How does a community manage to increase its street and park tree species diversity by 445% without spending ANY public funds to purchase trees?!! Look no further than the Village of Cambridge, WI (pop. 1,500) for an answer. Continue reading “Cambridge Tree Project”
Providing timely and relevant information to the Wisconsin urban forestry community is a key role of the Wisconsin DNR Urban Forestry program. One of the ways in which this goal manifests itself is through a monthly newsletter received by 5,555 subscribers (May 2019). In order to ensure that the newsletter content is relevant and timely, the Urban Forestry program surveyed subscribers in spring 2019. Results are shown and interpreted below and suggestions made for future newsletter editions. Continue reading “Wisconsin DNR Urban Forestry News subscriber survey”
WAA Summer Conference
Join the WAA (Wisconsin Arborist Association) for their summer conference and picnic at the Green Lake Conference Center in Green Lake on Tuesday, July 16th. The program committee has put together another excellent lineup for this event. They are offering two educational tracks, one indoors and one outdoors- a little something for everyone.
- Cold hardiness of EAB
- Pruning young trees
- Tree care for wildlife
- Toxic Wisconsin plants
- Aerial inspections
- Nutrients, soils and air spade use
- Tree ID basics
- Portable sawmill demonstration
For more information or to register, visit the WAA website at http://www.waa-isa.org/events-programs/summer-conference/.
Invasive plants have been shown to impact Wisconsin’s economy, environment and human health. Roadsides are a key area where these unwanted plants establish and spread. These right of way habitats are challenging to work in but focused efforts can be successful in preventing spread and reduce invasive plant populations.
To help educate and jumpstart management, The University of Wisconsin-Madison Extension along with 4-Control are conducting roadside invasive plant workshops throughout the state. We invite you to attend one of these five regional workshops.

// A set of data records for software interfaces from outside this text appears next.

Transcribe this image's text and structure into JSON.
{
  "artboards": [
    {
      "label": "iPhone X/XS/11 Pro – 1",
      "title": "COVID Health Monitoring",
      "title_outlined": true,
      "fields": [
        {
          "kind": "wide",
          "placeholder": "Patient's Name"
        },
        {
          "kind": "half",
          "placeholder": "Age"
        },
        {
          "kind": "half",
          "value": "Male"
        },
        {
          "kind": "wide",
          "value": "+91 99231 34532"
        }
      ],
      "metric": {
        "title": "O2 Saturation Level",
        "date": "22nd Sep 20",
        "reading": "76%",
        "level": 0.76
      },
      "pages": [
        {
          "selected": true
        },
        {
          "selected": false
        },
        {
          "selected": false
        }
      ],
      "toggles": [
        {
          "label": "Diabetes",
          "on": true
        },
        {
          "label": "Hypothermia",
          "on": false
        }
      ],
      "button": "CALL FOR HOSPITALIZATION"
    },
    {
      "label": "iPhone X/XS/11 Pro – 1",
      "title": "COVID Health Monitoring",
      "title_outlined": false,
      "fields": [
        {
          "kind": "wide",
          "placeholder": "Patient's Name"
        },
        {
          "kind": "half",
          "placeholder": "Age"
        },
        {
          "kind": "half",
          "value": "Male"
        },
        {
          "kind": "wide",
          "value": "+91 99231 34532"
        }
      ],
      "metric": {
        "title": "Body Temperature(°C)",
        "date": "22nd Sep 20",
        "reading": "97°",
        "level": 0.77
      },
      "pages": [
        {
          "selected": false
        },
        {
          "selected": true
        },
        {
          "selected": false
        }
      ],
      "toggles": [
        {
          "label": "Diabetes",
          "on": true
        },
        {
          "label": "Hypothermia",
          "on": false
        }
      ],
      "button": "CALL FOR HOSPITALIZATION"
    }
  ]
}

While this training is available to anyone interested, the focus will be on training staff of municipalities that manage vegetation on roadsides. Continue reading “Invasive plant management on roadsides workshops”